Jennifer A. Thompson, Gerard D'Angelo, James D. Mintz, David J. Fulton, David W. Stepp

Research output: Contribution to journalArticlepeer-review

1 Scopus citations


Insulin resistance is a powerful predictor of cardiovascular disease; however, the mechanistic link remains unclear. This study aims to determine if early cardiovascular changes associated with short-term fructose feeding in the absence of obesity manifest as abnormal blood pressure control. Metabolic dysfunction was induced in Lean Zucker rats by short-term high-fructose feeding. Rats were implanted with telemetry devices for the measurement of mean arterial blood pressure (MAP) and subjected to air jet stress at 5 and 8 weeks after feeding. Additional animals were catheterized under anesthesia for the determination of MAP and blood flow responses in the hind limb and mesenteric vascular beds to intravenous injection of isoproterenol (0.001–0.5 μm), a β-adrenergic agonist. Metabolic dysfunction in high-fructose rats was not accompanied by changes in 24-h MAP. Yet, animals fed a high-fructose diet for 8 weeks exhibited a marked impairment in blood pressure recovery after air-jet stress. Dose-dependent decreases in MAP and peripheral blood flow in response to isoproterenol treatment were significantly attenuated in high-fructose rats. These data suggest that impaired blood pressure recovery to acute mental stress precedes the onset of hypertension in the early stages of insulin resistance. Further, blunted responses to isoproterenol implicate β2-adrenergic sensitivity as a possible mechanism responsible for altered blood pressure control after short-term high-fructose feeding.

Original languageEnglish (US)
Article numbere12758
JournalPhysiological reports
Issue number12
StatePublished - Jun 1 2016

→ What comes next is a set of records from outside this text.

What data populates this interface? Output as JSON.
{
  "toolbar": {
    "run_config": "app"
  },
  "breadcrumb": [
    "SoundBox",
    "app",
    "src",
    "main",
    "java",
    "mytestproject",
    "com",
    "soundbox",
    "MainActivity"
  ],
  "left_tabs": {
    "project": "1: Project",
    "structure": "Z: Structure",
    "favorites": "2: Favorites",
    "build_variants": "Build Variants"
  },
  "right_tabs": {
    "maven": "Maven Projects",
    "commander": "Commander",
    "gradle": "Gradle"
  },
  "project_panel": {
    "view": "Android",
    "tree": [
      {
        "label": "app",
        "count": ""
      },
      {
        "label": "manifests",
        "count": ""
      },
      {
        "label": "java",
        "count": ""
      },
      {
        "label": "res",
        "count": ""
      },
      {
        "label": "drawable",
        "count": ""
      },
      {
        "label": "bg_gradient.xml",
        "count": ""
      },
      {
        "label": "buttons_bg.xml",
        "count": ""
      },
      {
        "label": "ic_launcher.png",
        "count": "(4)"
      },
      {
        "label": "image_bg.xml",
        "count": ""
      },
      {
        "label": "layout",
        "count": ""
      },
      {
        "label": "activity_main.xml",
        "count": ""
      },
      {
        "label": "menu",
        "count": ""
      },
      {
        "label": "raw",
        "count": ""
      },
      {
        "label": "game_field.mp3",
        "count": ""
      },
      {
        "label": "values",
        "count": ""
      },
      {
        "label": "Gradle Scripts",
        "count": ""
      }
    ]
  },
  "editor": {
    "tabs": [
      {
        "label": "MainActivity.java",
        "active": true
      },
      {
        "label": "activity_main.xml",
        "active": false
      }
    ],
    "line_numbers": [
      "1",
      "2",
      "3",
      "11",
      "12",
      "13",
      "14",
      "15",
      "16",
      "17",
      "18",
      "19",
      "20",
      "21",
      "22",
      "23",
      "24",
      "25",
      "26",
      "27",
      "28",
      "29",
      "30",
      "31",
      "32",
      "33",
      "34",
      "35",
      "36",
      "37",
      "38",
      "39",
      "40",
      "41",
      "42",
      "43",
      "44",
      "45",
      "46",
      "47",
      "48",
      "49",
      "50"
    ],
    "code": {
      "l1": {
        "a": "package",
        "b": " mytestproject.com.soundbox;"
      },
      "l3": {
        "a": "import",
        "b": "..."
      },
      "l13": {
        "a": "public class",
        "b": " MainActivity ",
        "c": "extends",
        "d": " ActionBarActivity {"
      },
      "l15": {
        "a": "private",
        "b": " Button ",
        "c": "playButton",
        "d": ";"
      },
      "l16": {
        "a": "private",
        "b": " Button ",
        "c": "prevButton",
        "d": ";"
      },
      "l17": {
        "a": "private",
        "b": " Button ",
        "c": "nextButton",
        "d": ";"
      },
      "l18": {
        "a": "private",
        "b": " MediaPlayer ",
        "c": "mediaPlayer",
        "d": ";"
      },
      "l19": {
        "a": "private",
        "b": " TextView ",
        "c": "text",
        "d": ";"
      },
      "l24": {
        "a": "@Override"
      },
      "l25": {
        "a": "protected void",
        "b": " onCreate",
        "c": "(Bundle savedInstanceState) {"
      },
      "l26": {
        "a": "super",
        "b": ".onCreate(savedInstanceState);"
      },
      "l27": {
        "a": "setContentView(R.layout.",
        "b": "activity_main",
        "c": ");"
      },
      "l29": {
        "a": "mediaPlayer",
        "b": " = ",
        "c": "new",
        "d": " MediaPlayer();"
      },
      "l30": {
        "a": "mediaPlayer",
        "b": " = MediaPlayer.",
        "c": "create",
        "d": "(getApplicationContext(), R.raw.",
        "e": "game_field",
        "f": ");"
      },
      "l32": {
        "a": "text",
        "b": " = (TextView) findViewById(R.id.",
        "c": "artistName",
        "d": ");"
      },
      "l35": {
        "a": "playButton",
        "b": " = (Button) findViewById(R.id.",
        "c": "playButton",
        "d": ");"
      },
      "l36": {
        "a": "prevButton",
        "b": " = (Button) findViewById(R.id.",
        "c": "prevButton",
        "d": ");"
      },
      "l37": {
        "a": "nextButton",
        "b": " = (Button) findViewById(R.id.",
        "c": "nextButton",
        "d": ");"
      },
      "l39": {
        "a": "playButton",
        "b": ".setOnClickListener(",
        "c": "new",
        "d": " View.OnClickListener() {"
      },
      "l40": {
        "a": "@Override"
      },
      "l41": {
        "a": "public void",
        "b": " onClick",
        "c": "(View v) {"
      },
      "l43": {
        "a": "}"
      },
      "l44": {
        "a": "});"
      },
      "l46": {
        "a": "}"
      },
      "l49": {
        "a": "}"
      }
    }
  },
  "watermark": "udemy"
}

  • Fructose
  • insulin resistance
  • pressor responses
  • stress
  • β-adrenergic

ASJC Scopus subject areas

  • Physiology
  • Physiology (medical)


Dive into the research topics of 'Pressor recovery after acute stress is impaired in high fructose-fed Lean Zucker rats'. Together they form a unique fingerprint.

Cite this